THE RECORDS section start

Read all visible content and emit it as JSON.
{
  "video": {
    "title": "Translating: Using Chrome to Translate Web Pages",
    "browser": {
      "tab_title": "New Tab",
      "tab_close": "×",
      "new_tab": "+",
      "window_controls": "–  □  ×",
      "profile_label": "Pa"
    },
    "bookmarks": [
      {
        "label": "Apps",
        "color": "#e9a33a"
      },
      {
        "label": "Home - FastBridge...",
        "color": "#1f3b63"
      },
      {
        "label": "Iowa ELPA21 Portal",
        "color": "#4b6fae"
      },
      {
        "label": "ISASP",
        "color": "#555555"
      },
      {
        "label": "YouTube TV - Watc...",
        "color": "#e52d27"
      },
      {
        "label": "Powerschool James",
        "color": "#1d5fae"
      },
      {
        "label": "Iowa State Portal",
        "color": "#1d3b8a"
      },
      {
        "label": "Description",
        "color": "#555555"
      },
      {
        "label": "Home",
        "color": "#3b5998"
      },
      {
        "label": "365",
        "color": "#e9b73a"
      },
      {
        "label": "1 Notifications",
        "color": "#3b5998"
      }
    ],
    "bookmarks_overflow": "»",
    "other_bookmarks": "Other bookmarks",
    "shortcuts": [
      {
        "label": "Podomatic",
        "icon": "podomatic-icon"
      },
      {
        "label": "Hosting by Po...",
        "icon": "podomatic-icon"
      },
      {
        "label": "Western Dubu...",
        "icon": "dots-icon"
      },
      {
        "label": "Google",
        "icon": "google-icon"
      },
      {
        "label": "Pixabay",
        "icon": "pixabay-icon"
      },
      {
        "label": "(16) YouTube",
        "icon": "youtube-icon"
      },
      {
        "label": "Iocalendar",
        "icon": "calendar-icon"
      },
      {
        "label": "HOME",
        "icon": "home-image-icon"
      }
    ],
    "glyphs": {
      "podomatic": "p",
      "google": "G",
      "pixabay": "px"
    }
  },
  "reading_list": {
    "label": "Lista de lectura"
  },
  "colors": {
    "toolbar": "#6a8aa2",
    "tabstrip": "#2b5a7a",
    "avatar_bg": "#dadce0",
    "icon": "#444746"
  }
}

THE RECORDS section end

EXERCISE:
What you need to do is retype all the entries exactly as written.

YOUR SOLUTION:
Read all visible content and emit it as JSON.
{
  "video": {
    "title": "Translating: Using Chrome to Translate Web Pages",
    "browser": {
      "tab_title": "New Tab",
      "tab_close": "×",
      "new_tab": "+",
      "window_controls": "–  □  ×",
      "profile_label": "Pa"
    },
    "bookmarks": [
      {
        "label": "Apps",
        "color": "#e9a33a"
      },
      {
        "label": "Home - FastBridge...",
        "color": "#1f3b63"
      },
      {
        "label": "Iowa ELPA21 Portal",
        "color": "#4b6fae"
      },
      {
        "label": "ISASP",
        "color": "#555555"
      },
      {
        "label": "YouTube TV - Watc...",
        "color": "#e52d27"
      },
      {
        "label": "Powerschool James",
        "color": "#1d5fae"
      },
      {
        "label": "Iowa State Portal",
        "color": "#1d3b8a"
      },
      {
        "label": "Description",
        "color": "#555555"
      },
      {
        "label": "Home",
        "color": "#3b5998"
      },
      {
        "label": "365",
        "color": "#e9b73a"
      },
      {
        "label": "1 Notifications",
        "color": "#3b5998"
      }
    ],
    "bookmarks_overflow": "»",
    "other_bookmarks": "Other bookmarks",
    "shortcuts": [
      {
        "label": "Podomatic",
        "icon": "podomatic-icon"
      },
      {
        "label": "Hosting by Po...",
        "icon": "podomatic-icon"
      },
      {
        "label": "Western Dubu...",
        "icon": "dots-icon"
      },
      {
        "label": "Google",
        "icon": "google-icon"
      },
      {
        "label": "Pixabay",
        "icon": "pixabay-icon"
      },
      {
        "label": "(16) YouTube",
        "icon": "youtube-icon"
      },
      {
        "label": "Iocalendar",
        "icon": "calendar-icon"
      },
      {
        "label": "HOME",
        "icon": "home-image-icon"
      }
    ],
    "glyphs": {
      "podomatic": "p",
      "google": "G",
      "pixabay": "px"
    }
  },
  "reading_list": {
    "label": "Lista de lectura"
  },
  "colors": {
    "toolbar": "#6a8aa2",
    "tabstrip": "#2b5a7a",
    "avatar_bg": "#dadce0",
    "icon": "#444746"
  }
}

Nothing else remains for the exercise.